Boris Johnson’s government is waging a war of words not against the EU but the British people.
Britain was a traditional obstacle to an agreement, because of immigration and Scotch whisky.
The Brexit vote was driven by false propaganda. Indian media is just as tendentious, with a rabble rousing social media to boot.
The government should ease migration rules for Indians coming to Britain if it wants to secure a post-Brexit trade deal with one of the world’s fastest growing economies, says the Commons foreign affairs committee.
Hostile immigration policies will do untold damage to the UK’s manufacturing industry. It is baffling that the government is willing to implement such a strategy, says Lord Bilimoria.
India's finance minister has said that a free trade deal with Britain will take a "long time" and that no negotiations will start until the Brexit process has been completed.
The EU, as a single market entity, has been India’s largest trading partner for the past several years. / "In November 2016 ... Theresa May made a quick visit to India, hoping to get the negotiations off the ground. However, she was given short shrift in India, which clearly did not see any reason to get into bed with the UK without first knowing anything about its divorce conditions with the EU."
The government must make it easier for Indians to come to Britain to secure a post-Brexit trade deal with one of the world’s fastest growing economies, a group of MPs have said.
Brexiteers had hoped to build trade links quickly after EU withdrawal. / Yashvardhan Sinha, India’s high commissioner to Britain, said that such a deal was “not going to be done overnight”.
The South Asian Association for Regional Cooperation (SAARC) was established with the signing of the SAARC Charter in Dhaka on 8 December 1985. SAARC comprises of eight Member States: Afghanistan, Bangladesh, Bhutan, India, Maldives, Nepal, Pakistan and Sri Lanka. The Secretariat of the Association was set up in Kathmandu on 17 January 1987.
Nowadays, Britain’s words and actions on the world stage are so at odds with its values that one must wonder what has happened to the country. Since the June 2016 Brexit referendum, British foreign policy seems to have all but collapsed — and even to have disowned its past and its governing ideas.
'For Britain’s economic self-interest, as well as the wider political interests of the western community of nations, Britain should remain in the EU', Kevin Rudd argues
The MP said standards that were 'good enough for India' could be good enough for the UK.
International court of justice would be without British judge for first time since 1946 if Sir Christopher Greenwood loses.
Indian candidate fills 15th and final place on bench of international court of justice after UK withdraws its pick for post.
"Blame us. Blame Westminster. Do not blame Brussels for our own country's mistakes and do not be angry at us for telling you the truth.
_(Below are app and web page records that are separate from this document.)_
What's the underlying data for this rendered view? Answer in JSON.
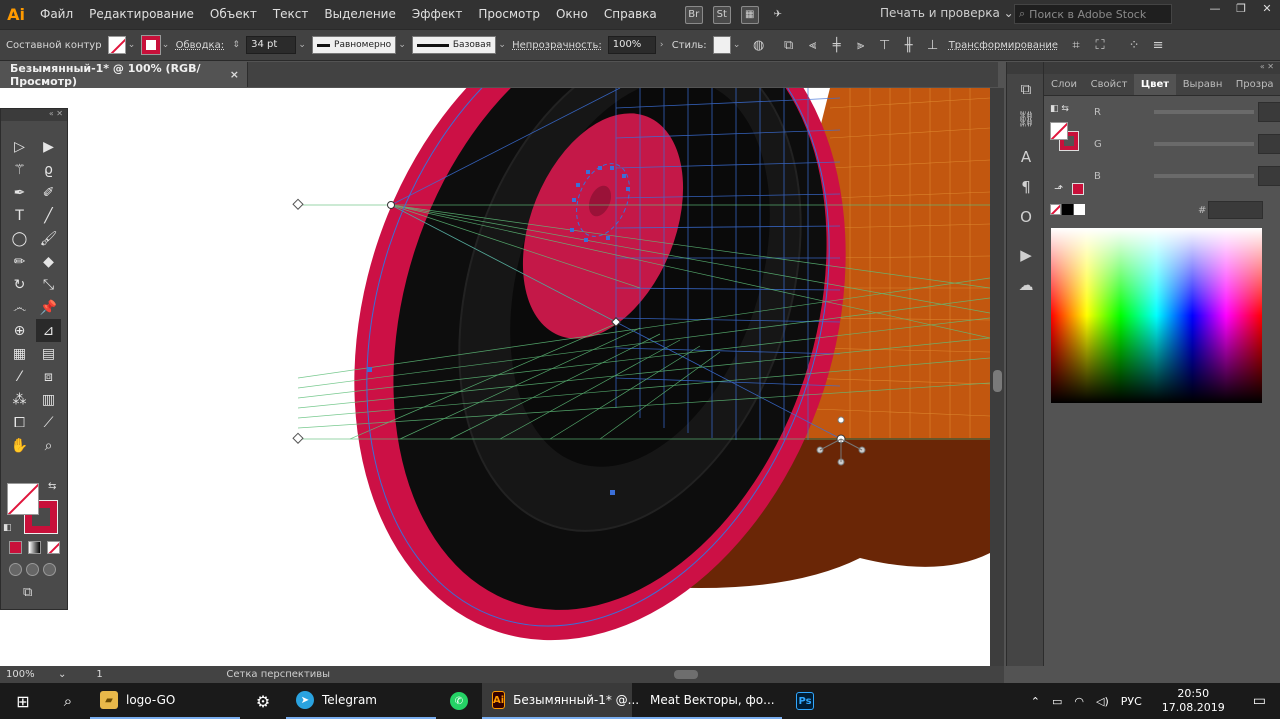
{
  "app": {
    "logo": "Ai",
    "menus": [
      "Файл",
      "Редактирование",
      "Объект",
      "Текст",
      "Выделение",
      "Эффект",
      "Просмотр",
      "Окно",
      "Справка"
    ],
    "bridge": "Br",
    "stock": "St",
    "workspace": "Печать и проверка",
    "search_placeholder": "Поиск в Adobe Stock"
  },
  "control": {
    "object_type": "Составной контур",
    "stroke_label": "Обводка:",
    "stroke_weight": "34 pt",
    "profile": "Равномерно",
    "brush": "Базовая",
    "opacity_label": "Непрозрачность:",
    "opacity": "100%",
    "style_label": "Стиль:",
    "transform": "Трансформирование"
  },
  "document": {
    "tab_title": "Безымянный-1* @ 100% (RGB/Просмотр)",
    "close": "×"
  },
  "status": {
    "zoom": "100%",
    "artboard": "1",
    "tool": "Сетка перспективы"
  },
  "color_panel": {
    "tabs": [
      "Слои",
      "Свойст",
      "Цвет",
      "Выравн",
      "Прозра"
    ],
    "active_tab": "Цвет",
    "r_label": "R",
    "g_label": "G",
    "b_label": "B",
    "hex_label": "#"
  },
  "taskbar": {
    "items": [
      "logo-GO",
      "Telegram",
      "Безымянный-1* @...",
      "Meat Векторы, фо..."
    ],
    "lang": "РУС",
    "time": "20:50",
    "date": "17.08.2019"
  },
  "colors": {
    "accent": "#c8103a",
    "canvas_orange": "#c2570f",
    "canvas_brown": "#6a2606",
    "guide_blue": "#3b6fd8",
    "guide_green": "#5fbf7a"
  }
}
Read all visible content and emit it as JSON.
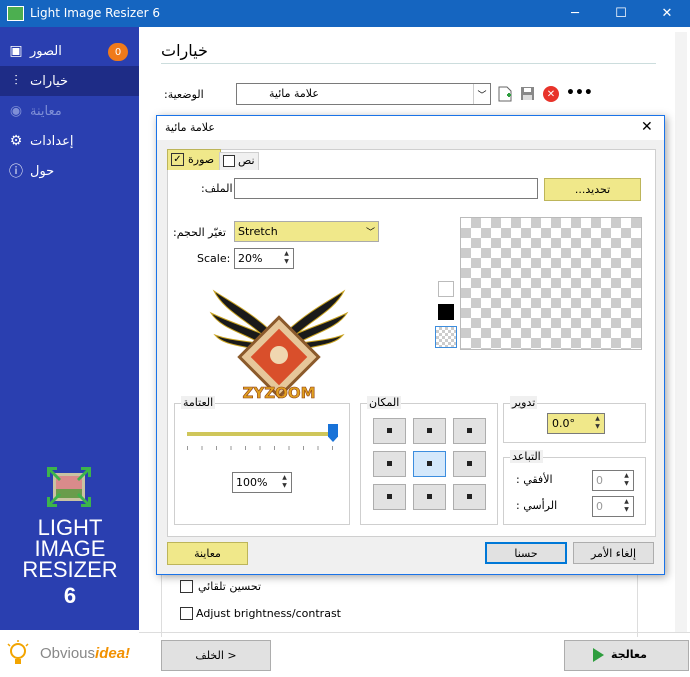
{
  "window": {
    "title": "Light Image Resizer 6",
    "minimize": "─",
    "maximize": "☐",
    "close": "✕"
  },
  "sidebar": {
    "items": [
      {
        "label": "الصور",
        "icon": "images-icon",
        "glyph": "▣",
        "badge": "0"
      },
      {
        "label": "خيارات",
        "icon": "sliders-icon",
        "glyph": "⫶"
      },
      {
        "label": "معاينة",
        "icon": "eye-icon",
        "glyph": "◉"
      },
      {
        "label": "إعدادات",
        "icon": "gear-icon",
        "glyph": "⚙"
      },
      {
        "label": "حول",
        "icon": "info-icon",
        "glyph": "ⓘ"
      }
    ],
    "logo": {
      "line1": "LIGHT",
      "line2": "IMAGE",
      "line3": "RESIZER",
      "version": "6"
    },
    "brand": {
      "obvious": "Obvious",
      "idea": "idea!"
    }
  },
  "main": {
    "header": "خيارات",
    "mode_label": ":الوضعية",
    "mode_value": "علامة مائية",
    "auto_enhance": "تحسين تلقائي",
    "brightness": "Adjust brightness/contrast",
    "back_button": "الخلف >",
    "process_button": "معالجة"
  },
  "dialog": {
    "title": "علامة مائية",
    "tab_image": "صورة",
    "tab_text": "نص",
    "file_label": ":الملف",
    "file_value": "",
    "browse_button": "...تحديد",
    "resize_label": ":تغيّر الحجم",
    "resize_value": "Stretch",
    "scale_label": "Scale:",
    "scale_value": "20%",
    "watermark_text": "ZYZOOM",
    "opacity_group": "العتامة",
    "opacity_value": "100%",
    "opacity_level": 1.0,
    "position_group": "المكان",
    "rotation_group": "تدوير",
    "rotation_value": "0.0°",
    "spacing_group": "التباعد",
    "horizontal_label": ": الأفقي",
    "horizontal_value": "0",
    "vertical_label": ": الرأسي",
    "vertical_value": "0",
    "preview_button": "معاينة",
    "ok_button": "حسنا",
    "cancel_button": "إلغاء الأمر"
  },
  "colors": {
    "accent": "#1565c0",
    "sidebar": "#2a3fb0",
    "highlight": "#f0e88a",
    "badge": "#f07a1a",
    "process": "#2e9e3e"
  }
}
Be angry at the chancers who sold you a lie."
Prime minister says current system is ‘generous enough’ in a move which could hamper Delhi trade talks
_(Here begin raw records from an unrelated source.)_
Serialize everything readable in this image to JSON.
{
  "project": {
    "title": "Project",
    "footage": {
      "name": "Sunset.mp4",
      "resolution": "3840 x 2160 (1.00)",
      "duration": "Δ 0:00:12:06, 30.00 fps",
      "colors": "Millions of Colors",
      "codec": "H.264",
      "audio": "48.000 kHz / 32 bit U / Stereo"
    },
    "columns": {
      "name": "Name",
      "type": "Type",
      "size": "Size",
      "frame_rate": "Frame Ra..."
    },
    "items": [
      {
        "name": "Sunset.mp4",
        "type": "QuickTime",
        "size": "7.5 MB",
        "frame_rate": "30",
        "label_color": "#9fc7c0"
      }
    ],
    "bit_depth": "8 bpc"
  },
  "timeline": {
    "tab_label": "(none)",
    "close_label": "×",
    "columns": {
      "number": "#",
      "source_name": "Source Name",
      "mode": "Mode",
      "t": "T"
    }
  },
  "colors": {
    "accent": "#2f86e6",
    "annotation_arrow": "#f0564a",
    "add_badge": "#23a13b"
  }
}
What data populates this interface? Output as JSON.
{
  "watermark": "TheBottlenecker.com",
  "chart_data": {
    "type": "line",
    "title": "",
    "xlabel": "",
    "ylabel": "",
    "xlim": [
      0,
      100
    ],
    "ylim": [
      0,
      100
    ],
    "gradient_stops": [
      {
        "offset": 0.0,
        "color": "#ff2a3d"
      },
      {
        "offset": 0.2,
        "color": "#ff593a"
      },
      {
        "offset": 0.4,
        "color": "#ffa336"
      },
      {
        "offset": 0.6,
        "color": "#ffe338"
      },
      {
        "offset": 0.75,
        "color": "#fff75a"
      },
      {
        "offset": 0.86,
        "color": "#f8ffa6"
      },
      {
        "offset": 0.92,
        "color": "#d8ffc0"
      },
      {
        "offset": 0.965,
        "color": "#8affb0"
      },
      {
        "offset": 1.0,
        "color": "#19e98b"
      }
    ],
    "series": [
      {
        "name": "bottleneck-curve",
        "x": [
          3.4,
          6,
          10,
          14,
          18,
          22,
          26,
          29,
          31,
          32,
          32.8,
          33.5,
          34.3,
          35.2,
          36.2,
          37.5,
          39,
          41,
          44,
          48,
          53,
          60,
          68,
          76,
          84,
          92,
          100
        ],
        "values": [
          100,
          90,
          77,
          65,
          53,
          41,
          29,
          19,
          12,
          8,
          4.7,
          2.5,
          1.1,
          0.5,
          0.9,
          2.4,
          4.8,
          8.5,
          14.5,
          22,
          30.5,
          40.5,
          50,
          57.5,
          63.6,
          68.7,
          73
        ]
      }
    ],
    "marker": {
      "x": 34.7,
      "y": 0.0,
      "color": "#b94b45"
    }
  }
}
As director of the Institute of Commonwealth Studies, I know what this institution does – and the notion that it can pick up the slack when the UK leaves the EU is nonsense.